- [PROBLEM TO WORK ON]: This exercise asks for the records to be retyped exactly as they read.

Interface dataset entries:
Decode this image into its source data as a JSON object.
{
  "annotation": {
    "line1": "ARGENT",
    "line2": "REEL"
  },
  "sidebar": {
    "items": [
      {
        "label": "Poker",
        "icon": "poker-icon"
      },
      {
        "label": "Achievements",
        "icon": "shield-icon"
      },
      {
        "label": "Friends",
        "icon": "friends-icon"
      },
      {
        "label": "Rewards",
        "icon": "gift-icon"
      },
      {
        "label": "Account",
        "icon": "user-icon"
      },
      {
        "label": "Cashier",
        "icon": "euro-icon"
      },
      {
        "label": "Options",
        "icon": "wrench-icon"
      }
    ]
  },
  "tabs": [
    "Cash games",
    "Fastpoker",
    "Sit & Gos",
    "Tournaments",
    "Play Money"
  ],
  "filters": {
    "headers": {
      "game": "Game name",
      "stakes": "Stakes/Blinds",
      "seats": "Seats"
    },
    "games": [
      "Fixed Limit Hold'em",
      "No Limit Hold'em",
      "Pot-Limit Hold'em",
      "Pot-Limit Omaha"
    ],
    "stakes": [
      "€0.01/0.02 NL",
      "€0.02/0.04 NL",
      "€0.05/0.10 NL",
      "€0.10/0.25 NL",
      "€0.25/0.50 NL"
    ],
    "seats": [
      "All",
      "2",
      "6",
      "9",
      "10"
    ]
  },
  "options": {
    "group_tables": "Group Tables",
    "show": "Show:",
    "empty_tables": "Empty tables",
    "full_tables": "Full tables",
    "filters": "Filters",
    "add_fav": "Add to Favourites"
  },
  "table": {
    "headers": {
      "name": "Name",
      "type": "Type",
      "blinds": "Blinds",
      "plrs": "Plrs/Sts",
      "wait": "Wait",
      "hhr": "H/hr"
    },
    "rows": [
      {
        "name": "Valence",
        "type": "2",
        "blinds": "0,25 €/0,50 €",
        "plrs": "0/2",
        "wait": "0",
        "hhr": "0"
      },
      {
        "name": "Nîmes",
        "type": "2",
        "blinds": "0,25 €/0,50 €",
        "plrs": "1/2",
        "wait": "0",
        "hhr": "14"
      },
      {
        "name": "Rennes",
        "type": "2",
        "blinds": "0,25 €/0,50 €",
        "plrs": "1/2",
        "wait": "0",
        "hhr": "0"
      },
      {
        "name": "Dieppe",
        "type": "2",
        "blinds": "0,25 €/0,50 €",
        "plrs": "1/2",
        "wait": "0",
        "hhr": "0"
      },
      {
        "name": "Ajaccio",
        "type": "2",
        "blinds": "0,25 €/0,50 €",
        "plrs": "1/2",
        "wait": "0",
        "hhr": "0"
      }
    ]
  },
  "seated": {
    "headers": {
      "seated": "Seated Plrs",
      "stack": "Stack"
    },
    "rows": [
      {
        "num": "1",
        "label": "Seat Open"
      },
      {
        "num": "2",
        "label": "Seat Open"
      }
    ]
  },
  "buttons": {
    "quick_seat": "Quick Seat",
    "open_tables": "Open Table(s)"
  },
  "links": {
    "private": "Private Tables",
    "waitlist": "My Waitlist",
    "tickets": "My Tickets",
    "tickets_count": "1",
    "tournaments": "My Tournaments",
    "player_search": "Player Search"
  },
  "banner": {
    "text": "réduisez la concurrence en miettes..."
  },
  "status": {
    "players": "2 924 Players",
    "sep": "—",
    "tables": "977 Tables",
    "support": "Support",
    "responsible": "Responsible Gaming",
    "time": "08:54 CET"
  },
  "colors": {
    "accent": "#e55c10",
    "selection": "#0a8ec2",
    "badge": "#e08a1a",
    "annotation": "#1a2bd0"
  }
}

- [RESPONSE TO THE EXERCISE]:
Decode this image into its source data as a JSON object.
{
  "annotation": {
    "line1": "ARGENT",
    "line2": "REEL"
  },
  "sidebar": {
    "items": [
      {
        "label": "Poker",
        "icon": "poker-icon"
      },
      {
        "label": "Achievements",
        "icon": "shield-icon"
      },
      {
        "label": "Friends",
        "icon": "friends-icon"
      },
      {
        "label": "Rewards",
        "icon": "gift-icon"
      },
      {
        "label": "Account",
        "icon": "user-icon"
      },
      {
        "label": "Cashier",
        "icon": "euro-icon"
      },
      {
        "label": "Options",
        "icon": "wrench-icon"
      }
    ]
  },
  "tabs": [
    "Cash games",
    "Fastpoker",
    "Sit & Gos",
    "Tournaments",
    "Play Money"
  ],
  "filters": {
    "headers": {
      "game": "Game name",
      "stakes": "Stakes/Blinds",
      "seats": "Seats"
    },
    "games": [
      "Fixed Limit Hold'em",
      "No Limit Hold'em",
      "Pot-Limit Hold'em",
      "Pot-Limit Omaha"
    ],
    "stakes": [
      "€0.01/0.02 NL",
      "€0.02/0.04 NL",
      "€0.05/0.10 NL",
      "€0.10/0.25 NL",
      "€0.25/0.50 NL"
    ],
    "seats": [
      "All",
      "2",
      "6",
      "9",
      "10"
    ]
  },
  "options": {
    "group_tables": "Group Tables",
    "show": "Show:",
    "empty_tables": "Empty tables",
    "full_tables": "Full tables",
    "filters": "Filters",
    "add_fav": "Add to Favourites"
  },
  "table": {
    "headers": {
      "name": "Name",
      "type": "Type",
      "blinds": "Blinds",
      "plrs": "Plrs/Sts",
      "wait": "Wait",
      "hhr": "H/hr"
    },
    "rows": [
      {
        "name": "Valence",
        "type": "2",
        "blinds": "0,25 €/0,50 €",
        "plrs": "0/2",
        "wait": "0",
        "hhr": "0"
      },
      {
        "name": "Nîmes",
        "type": "2",
        "blinds": "0,25 €/0,50 €",
        "plrs": "1/2",
        "wait": "0",
        "hhr": "14"
      },
      {
        "name": "Rennes",
        "type": "2",
        "blinds": "0,25 €/0,50 €",
        "plrs": "1/2",
        "wait": "0",
        "hhr": "0"
      },
      {
        "name": "Dieppe",
        "type": "2",
        "blinds": "0,25 €/0,50 €",
        "plrs": "1/2",
        "wait": "0",
        "hhr": "0"
      },
      {
        "name": "Ajaccio",
        "type": "2",
        "blinds": "0,25 €/0,50 €",
        "plrs": "1/2",
        "wait": "0",
        "hhr": "0"
      }
    ]
  },
  "seated": {
    "headers": {
      "seated": "Seated Plrs",
      "stack": "Stack"
    },
    "rows": [
      {
        "num": "1",
        "label": "Seat Open"
      },
      {
        "num": "2",
        "label": "Seat Open"
      }
    ]
  },
  "buttons": {
    "quick_seat": "Quick Seat",
    "open_tables": "Open Table(s)"
  },
  "links": {
    "private": "Private Tables",
    "waitlist": "My Waitlist",
    "tickets": "My Tickets",
    "tickets_count": "1",
    "tournaments": "My Tournaments",
    "player_search": "Player Search"
  },
  "banner": {
    "text": "réduisez la concurrence en miettes..."
  },
  "status": {
    "players": "2 924 Players",
    "sep": "—",
    "tables": "977 Tables",
    "support": "Support",
    "responsible": "Responsible Gaming",
    "time": "08:54 CET"
  },
  "colors": {
    "accent": "#e55c10",
    "selection": "#0a8ec2",
    "badge": "#e08a1a",
    "annotation": "#1a2bd0"
  }
}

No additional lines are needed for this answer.